Give back all the entries below. Omit none of them.

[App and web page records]
****************
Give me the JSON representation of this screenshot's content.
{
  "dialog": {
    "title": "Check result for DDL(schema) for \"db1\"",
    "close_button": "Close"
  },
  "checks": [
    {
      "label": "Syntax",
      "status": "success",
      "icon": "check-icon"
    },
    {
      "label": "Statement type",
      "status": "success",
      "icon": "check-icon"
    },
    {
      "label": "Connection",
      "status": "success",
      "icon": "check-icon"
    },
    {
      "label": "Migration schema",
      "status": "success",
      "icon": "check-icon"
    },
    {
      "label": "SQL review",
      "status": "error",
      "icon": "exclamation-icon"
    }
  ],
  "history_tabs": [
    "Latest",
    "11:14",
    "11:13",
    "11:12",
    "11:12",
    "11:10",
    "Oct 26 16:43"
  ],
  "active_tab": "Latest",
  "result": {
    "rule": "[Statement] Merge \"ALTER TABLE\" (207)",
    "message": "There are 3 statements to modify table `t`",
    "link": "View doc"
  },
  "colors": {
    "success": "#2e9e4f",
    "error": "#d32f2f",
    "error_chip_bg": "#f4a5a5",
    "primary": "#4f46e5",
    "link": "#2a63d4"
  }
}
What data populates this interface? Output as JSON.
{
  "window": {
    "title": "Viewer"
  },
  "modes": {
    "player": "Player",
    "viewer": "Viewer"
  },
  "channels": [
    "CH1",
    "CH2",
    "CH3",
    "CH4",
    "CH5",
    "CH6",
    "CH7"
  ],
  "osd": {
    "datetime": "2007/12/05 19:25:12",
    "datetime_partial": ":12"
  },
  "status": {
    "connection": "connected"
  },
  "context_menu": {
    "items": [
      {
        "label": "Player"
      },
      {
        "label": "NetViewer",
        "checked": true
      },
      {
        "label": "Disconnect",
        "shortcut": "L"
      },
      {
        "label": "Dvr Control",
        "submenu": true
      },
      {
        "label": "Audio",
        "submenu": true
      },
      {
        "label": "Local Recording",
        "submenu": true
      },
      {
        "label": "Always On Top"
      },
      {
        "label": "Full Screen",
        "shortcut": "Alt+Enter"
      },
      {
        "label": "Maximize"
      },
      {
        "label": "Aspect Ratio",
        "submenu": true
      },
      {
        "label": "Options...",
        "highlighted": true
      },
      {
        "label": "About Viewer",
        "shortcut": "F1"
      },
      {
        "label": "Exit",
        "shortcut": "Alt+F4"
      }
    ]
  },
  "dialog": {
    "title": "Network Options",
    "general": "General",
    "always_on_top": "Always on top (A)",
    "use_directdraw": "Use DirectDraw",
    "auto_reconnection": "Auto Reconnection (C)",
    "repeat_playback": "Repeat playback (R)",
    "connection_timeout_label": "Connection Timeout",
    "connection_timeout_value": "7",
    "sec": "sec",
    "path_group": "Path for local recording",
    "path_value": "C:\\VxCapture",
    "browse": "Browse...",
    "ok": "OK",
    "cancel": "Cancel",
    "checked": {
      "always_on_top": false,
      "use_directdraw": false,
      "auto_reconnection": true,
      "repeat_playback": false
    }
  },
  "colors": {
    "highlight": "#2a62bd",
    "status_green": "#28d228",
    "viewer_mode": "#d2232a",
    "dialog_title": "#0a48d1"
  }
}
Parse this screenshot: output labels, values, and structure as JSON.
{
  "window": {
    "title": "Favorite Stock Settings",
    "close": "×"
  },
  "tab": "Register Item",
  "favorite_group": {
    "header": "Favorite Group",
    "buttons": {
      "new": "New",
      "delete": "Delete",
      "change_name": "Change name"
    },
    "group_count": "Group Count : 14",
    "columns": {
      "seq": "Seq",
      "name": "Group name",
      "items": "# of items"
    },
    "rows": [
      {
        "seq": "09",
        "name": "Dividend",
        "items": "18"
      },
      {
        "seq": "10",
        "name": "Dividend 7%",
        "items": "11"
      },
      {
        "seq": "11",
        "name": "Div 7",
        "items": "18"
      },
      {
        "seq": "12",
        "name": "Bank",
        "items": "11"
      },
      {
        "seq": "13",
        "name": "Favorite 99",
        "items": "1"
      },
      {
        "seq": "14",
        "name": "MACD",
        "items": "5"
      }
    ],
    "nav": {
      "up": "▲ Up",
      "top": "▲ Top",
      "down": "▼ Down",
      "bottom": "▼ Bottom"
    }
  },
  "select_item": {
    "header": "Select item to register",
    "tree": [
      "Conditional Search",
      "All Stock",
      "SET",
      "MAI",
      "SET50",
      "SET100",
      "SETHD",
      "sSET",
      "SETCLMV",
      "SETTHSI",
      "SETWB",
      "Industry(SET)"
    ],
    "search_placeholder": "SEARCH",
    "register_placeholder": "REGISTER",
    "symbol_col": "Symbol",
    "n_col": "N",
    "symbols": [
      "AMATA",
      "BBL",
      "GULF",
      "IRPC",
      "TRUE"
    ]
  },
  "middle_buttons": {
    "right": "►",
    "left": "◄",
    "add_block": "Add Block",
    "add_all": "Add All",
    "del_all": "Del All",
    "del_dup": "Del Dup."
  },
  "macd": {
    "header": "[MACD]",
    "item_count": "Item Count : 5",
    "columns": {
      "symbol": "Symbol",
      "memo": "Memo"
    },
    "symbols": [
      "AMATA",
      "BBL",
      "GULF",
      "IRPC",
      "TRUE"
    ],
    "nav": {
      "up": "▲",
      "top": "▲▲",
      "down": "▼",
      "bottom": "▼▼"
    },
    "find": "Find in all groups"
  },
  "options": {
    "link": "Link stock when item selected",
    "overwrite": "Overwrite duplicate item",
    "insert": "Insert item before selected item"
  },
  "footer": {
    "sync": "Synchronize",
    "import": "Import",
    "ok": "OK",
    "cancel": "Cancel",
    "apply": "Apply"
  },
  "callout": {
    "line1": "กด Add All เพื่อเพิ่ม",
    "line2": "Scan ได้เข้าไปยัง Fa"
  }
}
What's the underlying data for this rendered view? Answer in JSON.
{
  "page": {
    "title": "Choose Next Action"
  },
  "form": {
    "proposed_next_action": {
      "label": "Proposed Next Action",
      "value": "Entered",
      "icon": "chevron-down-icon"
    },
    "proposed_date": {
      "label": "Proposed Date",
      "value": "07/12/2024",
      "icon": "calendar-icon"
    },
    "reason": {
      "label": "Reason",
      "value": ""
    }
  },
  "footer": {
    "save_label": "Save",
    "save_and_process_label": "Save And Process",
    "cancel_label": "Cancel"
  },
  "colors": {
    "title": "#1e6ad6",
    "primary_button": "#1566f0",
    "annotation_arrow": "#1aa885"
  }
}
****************
__Answer to this task__.
Give me the JSON representation of this screenshot's content.
{
  "dialog": {
    "title": "Check result for DDL(schema) for \"db1\"",
    "close_button": "Close"
  },
  "checks": [
    {
      "label": "Syntax",
      "status": "success",
      "icon": "check-icon"
    },
    {
      "label": "Statement type",
      "status": "success",
      "icon": "check-icon"
    },
    {
      "label": "Connection",
      "status": "success",
      "icon": "check-icon"
    },
    {
      "label": "Migration schema",
      "status": "success",
      "icon": "check-icon"
    },
    {
      "label": "SQL review",
      "status": "error",
      "icon": "exclamation-icon"
    }
  ],
  "history_tabs": [
    "Latest",
    "11:14",
    "11:13",
    "11:12",
    "11:12",
    "11:10",
    "Oct 26 16:43"
  ],
  "active_tab": "Latest",
  "result": {
    "rule": "[Statement] Merge \"ALTER TABLE\" (207)",
    "message": "There are 3 statements to modify table `t`",
    "link": "View doc"
  },
  "colors": {
    "success": "#2e9e4f",
    "error": "#d32f2f",
    "error_chip_bg": "#f4a5a5",
    "primary": "#4f46e5",
    "link": "#2a63d4"
  }
}
What data populates this interface? Output as JSON.
{
  "window": {
    "title": "Viewer"
  },
  "modes": {
    "player": "Player",
    "viewer": "Viewer"
  },
  "channels": [
    "CH1",
    "CH2",
    "CH3",
    "CH4",
    "CH5",
    "CH6",
    "CH7"
  ],
  "osd": {
    "datetime": "2007/12/05 19:25:12",
    "datetime_partial": ":12"
  },
  "status": {
    "connection": "connected"
  },
  "context_menu": {
    "items": [
      {
        "label": "Player"
      },
      {
        "label": "NetViewer",
        "checked": true
      },
      {
        "label": "Disconnect",
        "shortcut": "L"
      },
      {
        "label": "Dvr Control",
        "submenu": true
      },
      {
        "label": "Audio",
        "submenu": true
      },
      {
        "label": "Local Recording",
        "submenu": true
      },
      {
        "label": "Always On Top"
      },
      {
        "label": "Full Screen",
        "shortcut": "Alt+Enter"
      },
      {
        "label": "Maximize"
      },
      {
        "label": "Aspect Ratio",
        "submenu": true
      },
      {
        "label": "Options...",
        "highlighted": true
      },
      {
        "label": "About Viewer",
        "shortcut": "F1"
      },
      {
        "label": "Exit",
        "shortcut": "Alt+F4"
      }
    ]
  },
  "dialog": {
    "title": "Network Options",
    "general": "General",
    "always_on_top": "Always on top (A)",
    "use_directdraw": "Use DirectDraw",
    "auto_reconnection": "Auto Reconnection (C)",
    "repeat_playback": "Repeat playback (R)",
    "connection_timeout_label": "Connection Timeout",
    "connection_timeout_value": "7",
    "sec": "sec",
    "path_group": "Path for local recording",
    "path_value": "C:\\VxCapture",
    "browse": "Browse...",
    "ok": "OK",
    "cancel": "Cancel",
    "checked": {
      "always_on_top": false,
      "use_directdraw": false,
      "auto_reconnection": true,
      "repeat_playback": false
    }
  },
  "colors": {
    "highlight": "#2a62bd",
    "status_green": "#28d228",
    "viewer_mode": "#d2232a",
    "dialog_title": "#0a48d1"
  }
}
Parse this screenshot: output labels, values, and structure as JSON.
{
  "window": {
    "title": "Favorite Stock Settings",
    "close": "×"
  },
  "tab": "Register Item",
  "favorite_group": {
    "header": "Favorite Group",
    "buttons": {
      "new": "New",
      "delete": "Delete",
      "change_name": "Change name"
    },
    "group_count": "Group Count : 14",
    "columns": {
      "seq": "Seq",
      "name": "Group name",
      "items": "# of items"
    },
    "rows": [
      {
        "seq": "09",
        "name": "Dividend",
        "items": "18"
      },
      {
        "seq": "10",
        "name": "Dividend 7%",
        "items": "11"
      },
      {
        "seq": "11",
        "name": "Div 7",
        "items": "18"
      },
      {
        "seq": "12",
        "name": "Bank",
        "items": "11"
      },
      {
        "seq": "13",
        "name": "Favorite 99",
        "items": "1"
      },
      {
        "seq": "14",
        "name": "MACD",
        "items": "5"
      }
    ],
    "nav": {
      "up": "▲ Up",
      "top": "▲ Top",
      "down": "▼ Down",
      "bottom": "▼ Bottom"
    }
  },
  "select_item": {
    "header": "Select item to register",
    "tree": [
      "Conditional Search",
      "All Stock",
      "SET",
      "MAI",
      "SET50",
      "SET100",
      "SETHD",
      "sSET",
      "SETCLMV",
      "SETTHSI",
      "SETWB",
      "Industry(SET)"
    ],
    "search_placeholder": "SEARCH",
    "register_placeholder": "REGISTER",
    "symbol_col": "Symbol",
    "n_col": "N",
    "symbols": [
      "AMATA",
      "BBL",
      "GULF",
      "IRPC",
      "TRUE"
    ]
  },
  "middle_buttons": {
    "right": "►",
    "left": "◄",
    "add_block": "Add Block",
    "add_all": "Add All",
    "del_all": "Del All",
    "del_dup": "Del Dup."
  },
  "macd": {
    "header": "[MACD]",
    "item_count": "Item Count : 5",
    "columns": {
      "symbol": "Symbol",
      "memo": "Memo"
    },
    "symbols": [
      "AMATA",
      "BBL",
      "GULF",
      "IRPC",
      "TRUE"
    ],
    "nav": {
      "up": "▲",
      "top": "▲▲",
      "down": "▼",
      "bottom": "▼▼"
    },
    "find": "Find in all groups"
  },
  "options": {
    "link": "Link stock when item selected",
    "overwrite": "Overwrite duplicate item",
    "insert": "Insert item before selected item"
  },
  "footer": {
    "sync": "Synchronize",
    "import": "Import",
    "ok": "OK",
    "cancel": "Cancel",
    "apply": "Apply"
  },
  "callout": {
    "line1": "กด Add All เพื่อเพิ่ม",
    "line2": "Scan ได้เข้าไปยัง Fa"
  }
}
What's the underlying data for this rendered view? Answer in JSON.
{
  "page": {
    "title": "Choose Next Action"
  },
  "form": {
    "proposed_next_action": {
      "label": "Proposed Next Action",
      "value": "Entered",
      "icon": "chevron-down-icon"
    },
    "proposed_date": {
      "label": "Proposed Date",
      "value": "07/12/2024",
      "icon": "calendar-icon"
    },
    "reason": {
      "label": "Reason",
      "value": ""
    }
  },
  "footer": {
    "save_label": "Save",
    "save_and_process_label": "Save And Process",
    "cancel_label": "Cancel"
  },
  "colors": {
    "title": "#1e6ad6",
    "primary_button": "#1566f0",
    "annotation_arrow": "#1aa885"
  }
}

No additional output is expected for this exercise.